Tyson, Timothy B. The blood of Emmett Till. Simon & Schuster, 2017. 291p bibl index ISBN 9781476714844, $27.00; ISBN 9781476714851 pbk, $17.00; ISBN 9781476714868 ebook, $12.99.

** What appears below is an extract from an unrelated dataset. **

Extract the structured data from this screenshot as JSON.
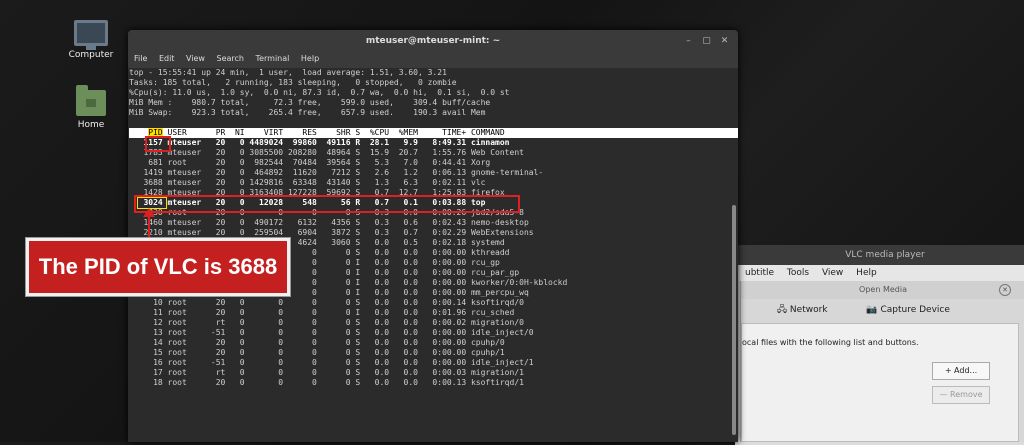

Tyson (Univ. of North Carolina) uses thorough research, a gift for storytelling, newly assembled evidence, and a personal commitment and passion to produce a stunning account of the lynching of Emmett Till, one of the most significant events of the 20th-century civil rights movement. He documents how mid-20th-century cultural assumptions justified the violent suppression of African Americans to keep “inferior” citizens in their place. The brutal lynchers later explained that they meant the tortured killing of Till to be a pillar marking the white supremacy social order. Tyson argues that Till’s mother’s controversial decision to expose her son’s abused body in an open casket funeral invigorated the civil rights movement and focused attention on the culture of abuse from that date forward. It was not what the lynchers, acquitted by the Mississippi courts, anticipated. With new evidence that the charges against Till were falsified, Tyson shows that the 1950s national culture accepted the use of violence to suppress minorities. He also shows, however, that seeds of integrity could sprout in churches, labor unions, and some law and judicial offices and is careful to reveal the personal context of the villains, heroines and heroes, and victims of the drama. This is important revisionist history vital to explaining American culture. Summing Up: Essential. All levels/libraries. —J. H. Smith, Wake Forest University